- _Records to use_:
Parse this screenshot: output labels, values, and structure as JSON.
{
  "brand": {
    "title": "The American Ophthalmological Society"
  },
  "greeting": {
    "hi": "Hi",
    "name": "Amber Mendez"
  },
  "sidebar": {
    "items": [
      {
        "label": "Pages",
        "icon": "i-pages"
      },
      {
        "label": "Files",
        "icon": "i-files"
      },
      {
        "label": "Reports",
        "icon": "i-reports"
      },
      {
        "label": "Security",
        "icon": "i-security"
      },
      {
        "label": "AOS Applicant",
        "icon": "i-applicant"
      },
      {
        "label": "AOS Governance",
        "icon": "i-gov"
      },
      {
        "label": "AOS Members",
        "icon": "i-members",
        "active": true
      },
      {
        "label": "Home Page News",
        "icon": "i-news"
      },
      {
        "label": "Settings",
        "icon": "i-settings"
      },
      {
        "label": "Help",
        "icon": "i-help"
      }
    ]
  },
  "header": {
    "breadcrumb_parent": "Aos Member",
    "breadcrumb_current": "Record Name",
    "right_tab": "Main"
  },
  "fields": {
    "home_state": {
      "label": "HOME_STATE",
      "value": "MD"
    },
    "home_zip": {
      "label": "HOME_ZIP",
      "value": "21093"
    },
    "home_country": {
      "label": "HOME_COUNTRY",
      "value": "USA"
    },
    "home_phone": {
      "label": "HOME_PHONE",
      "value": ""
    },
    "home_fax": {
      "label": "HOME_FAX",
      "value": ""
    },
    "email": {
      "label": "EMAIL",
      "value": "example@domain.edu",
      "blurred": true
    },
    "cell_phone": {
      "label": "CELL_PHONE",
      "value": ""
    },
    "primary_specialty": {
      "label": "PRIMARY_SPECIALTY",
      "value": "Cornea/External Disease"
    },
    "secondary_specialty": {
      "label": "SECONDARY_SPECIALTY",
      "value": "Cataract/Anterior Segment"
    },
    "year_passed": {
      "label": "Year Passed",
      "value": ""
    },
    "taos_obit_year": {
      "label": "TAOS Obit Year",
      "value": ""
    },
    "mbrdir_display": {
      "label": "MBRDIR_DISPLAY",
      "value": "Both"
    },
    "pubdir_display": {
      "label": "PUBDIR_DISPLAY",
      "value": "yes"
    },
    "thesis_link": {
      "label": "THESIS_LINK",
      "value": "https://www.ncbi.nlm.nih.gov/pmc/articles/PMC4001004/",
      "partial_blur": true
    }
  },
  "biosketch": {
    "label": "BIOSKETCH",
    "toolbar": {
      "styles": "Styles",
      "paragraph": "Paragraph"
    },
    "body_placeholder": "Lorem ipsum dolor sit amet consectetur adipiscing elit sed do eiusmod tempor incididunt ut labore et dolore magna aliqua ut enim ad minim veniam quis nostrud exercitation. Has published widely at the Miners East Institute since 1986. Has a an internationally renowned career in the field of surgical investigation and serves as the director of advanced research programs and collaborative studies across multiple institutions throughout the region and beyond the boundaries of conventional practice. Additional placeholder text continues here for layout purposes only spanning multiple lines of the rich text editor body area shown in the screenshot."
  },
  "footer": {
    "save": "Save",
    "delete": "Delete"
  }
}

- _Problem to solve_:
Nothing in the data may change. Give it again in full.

- _Response below_:
Parse this screenshot: output labels, values, and structure as JSON.
{
  "brand": {
    "title": "The American Ophthalmological Society"
  },
  "greeting": {
    "hi": "Hi",
    "name": "Amber Mendez"
  },
  "sidebar": {
    "items": [
      {
        "label": "Pages",
        "icon": "i-pages"
      },
      {
        "label": "Files",
        "icon": "i-files"
      },
      {
        "label": "Reports",
        "icon": "i-reports"
      },
      {
        "label": "Security",
        "icon": "i-security"
      },
      {
        "label": "AOS Applicant",
        "icon": "i-applicant"
      },
      {
        "label": "AOS Governance",
        "icon": "i-gov"
      },
      {
        "label": "AOS Members",
        "icon": "i-members",
        "active": true
      },
      {
        "label": "Home Page News",
        "icon": "i-news"
      },
      {
        "label": "Settings",
        "icon": "i-settings"
      },
      {
        "label": "Help",
        "icon": "i-help"
      }
    ]
  },
  "header": {
    "breadcrumb_parent": "Aos Member",
    "breadcrumb_current": "Record Name",
    "right_tab": "Main"
  },
  "fields": {
    "home_state": {
      "label": "HOME_STATE",
      "value": "MD"
    },
    "home_zip": {
      "label": "HOME_ZIP",
      "value": "21093"
    },
    "home_country": {
      "label": "HOME_COUNTRY",
      "value": "USA"
    },
    "home_phone": {
      "label": "HOME_PHONE",
      "value": ""
    },
    "home_fax": {
      "label": "HOME_FAX",
      "value": ""
    },
    "email": {
      "label": "EMAIL",
      "value": "example@domain.edu",
      "blurred": true
    },
    "cell_phone": {
      "label": "CELL_PHONE",
      "value": ""
    },
    "primary_specialty": {
      "label": "PRIMARY_SPECIALTY",
      "value": "Cornea/External Disease"
    },
    "secondary_specialty": {
      "label": "SECONDARY_SPECIALTY",
      "value": "Cataract/Anterior Segment"
    },
    "year_passed": {
      "label": "Year Passed",
      "value": ""
    },
    "taos_obit_year": {
      "label": "TAOS Obit Year",
      "value": ""
    },
    "mbrdir_display": {
      "label": "MBRDIR_DISPLAY",
      "value": "Both"
    },
    "pubdir_display": {
      "label": "PUBDIR_DISPLAY",
      "value": "yes"
    },
    "thesis_link": {
      "label": "THESIS_LINK",
      "value": "https://www.ncbi.nlm.nih.gov/pmc/articles/PMC4001004/",
      "partial_blur": true
    }
  },
  "biosketch": {
    "label": "BIOSKETCH",
    "toolbar": {
      "styles": "Styles",
      "paragraph": "Paragraph"
    },
    "body_placeholder": "Lorem ipsum dolor sit amet consectetur adipiscing elit sed do eiusmod tempor incididunt ut labore et dolore magna aliqua ut enim ad minim veniam quis nostrud exercitation. Has published widely at the Miners East Institute since 1986. Has a an internationally renowned career in the field of surgical investigation and serves as the director of advanced research programs and collaborative studies across multiple institutions throughout the region and beyond the boundaries of conventional practice. Additional placeholder text continues here for layout purposes only spanning multiple lines of the rich text editor body area shown in the screenshot."
  },
  "footer": {
    "save": "Save",
    "delete": "Delete"
  }
}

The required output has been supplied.